- YOUR GOAL -
Output every line below exactly.

EXCERPTED DATA section start

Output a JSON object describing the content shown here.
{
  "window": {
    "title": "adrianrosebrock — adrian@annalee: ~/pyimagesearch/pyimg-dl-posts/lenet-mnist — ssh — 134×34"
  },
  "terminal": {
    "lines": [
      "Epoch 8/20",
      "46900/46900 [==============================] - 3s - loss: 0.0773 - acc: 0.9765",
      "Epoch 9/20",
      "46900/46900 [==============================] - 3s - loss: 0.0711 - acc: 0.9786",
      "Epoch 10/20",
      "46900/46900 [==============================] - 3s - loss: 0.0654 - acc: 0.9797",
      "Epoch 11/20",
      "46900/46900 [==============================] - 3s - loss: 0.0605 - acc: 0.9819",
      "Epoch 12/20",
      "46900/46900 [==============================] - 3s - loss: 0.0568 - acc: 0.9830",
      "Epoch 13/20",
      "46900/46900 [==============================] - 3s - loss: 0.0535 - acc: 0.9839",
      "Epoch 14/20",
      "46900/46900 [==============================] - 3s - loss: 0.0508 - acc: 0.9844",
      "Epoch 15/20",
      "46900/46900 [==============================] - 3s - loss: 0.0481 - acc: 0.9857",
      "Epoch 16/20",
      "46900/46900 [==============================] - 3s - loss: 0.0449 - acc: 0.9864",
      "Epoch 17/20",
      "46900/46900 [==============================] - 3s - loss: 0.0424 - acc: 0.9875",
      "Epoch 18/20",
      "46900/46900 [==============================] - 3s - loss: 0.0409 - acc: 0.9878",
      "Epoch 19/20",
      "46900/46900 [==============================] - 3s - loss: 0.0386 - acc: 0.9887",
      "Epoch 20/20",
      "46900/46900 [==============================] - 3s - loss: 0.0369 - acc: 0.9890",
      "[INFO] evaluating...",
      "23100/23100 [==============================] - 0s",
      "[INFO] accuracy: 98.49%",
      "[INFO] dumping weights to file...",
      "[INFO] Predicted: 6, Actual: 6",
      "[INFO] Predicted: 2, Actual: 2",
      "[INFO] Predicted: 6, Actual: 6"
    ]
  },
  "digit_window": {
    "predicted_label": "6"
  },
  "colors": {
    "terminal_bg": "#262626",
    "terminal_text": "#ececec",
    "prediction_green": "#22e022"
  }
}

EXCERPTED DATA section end

- RESULT OF THE TASK -
Output a JSON object describing the content shown here.
{
  "window": {
    "title": "adrianrosebrock — adrian@annalee: ~/pyimagesearch/pyimg-dl-posts/lenet-mnist — ssh — 134×34"
  },
  "terminal": {
    "lines": [
      "Epoch 8/20",
      "46900/46900 [==============================] - 3s - loss: 0.0773 - acc: 0.9765",
      "Epoch 9/20",
      "46900/46900 [==============================] - 3s - loss: 0.0711 - acc: 0.9786",
      "Epoch 10/20",
      "46900/46900 [==============================] - 3s - loss: 0.0654 - acc: 0.9797",
      "Epoch 11/20",
      "46900/46900 [==============================] - 3s - loss: 0.0605 - acc: 0.9819",
      "Epoch 12/20",
      "46900/46900 [==============================] - 3s - loss: 0.0568 - acc: 0.9830",
      "Epoch 13/20",
      "46900/46900 [==============================] - 3s - loss: 0.0535 - acc: 0.9839",
      "Epoch 14/20",
      "46900/46900 [==============================] - 3s - loss: 0.0508 - acc: 0.9844",
      "Epoch 15/20",
      "46900/46900 [==============================] - 3s - loss: 0.0481 - acc: 0.9857",
      "Epoch 16/20",
      "46900/46900 [==============================] - 3s - loss: 0.0449 - acc: 0.9864",
      "Epoch 17/20",
      "46900/46900 [==============================] - 3s - loss: 0.0424 - acc: 0.9875",
      "Epoch 18/20",
      "46900/46900 [==============================] - 3s - loss: 0.0409 - acc: 0.9878",
      "Epoch 19/20",
      "46900/46900 [==============================] - 3s - loss: 0.0386 - acc: 0.9887",
      "Epoch 20/20",
      "46900/46900 [==============================] - 3s - loss: 0.0369 - acc: 0.9890",
      "[INFO] evaluating...",
      "23100/23100 [==============================] - 0s",
      "[INFO] accuracy: 98.49%",
      "[INFO] dumping weights to file...",
      "[INFO] Predicted: 6, Actual: 6",
      "[INFO] Predicted: 2, Actual: 2",
      "[INFO] Predicted: 6, Actual: 6"
    ]
  },
  "digit_window": {
    "predicted_label": "6"
  },
  "colors": {
    "terminal_bg": "#262626",
    "terminal_text": "#ececec",
    "prediction_green": "#22e022"
  }
}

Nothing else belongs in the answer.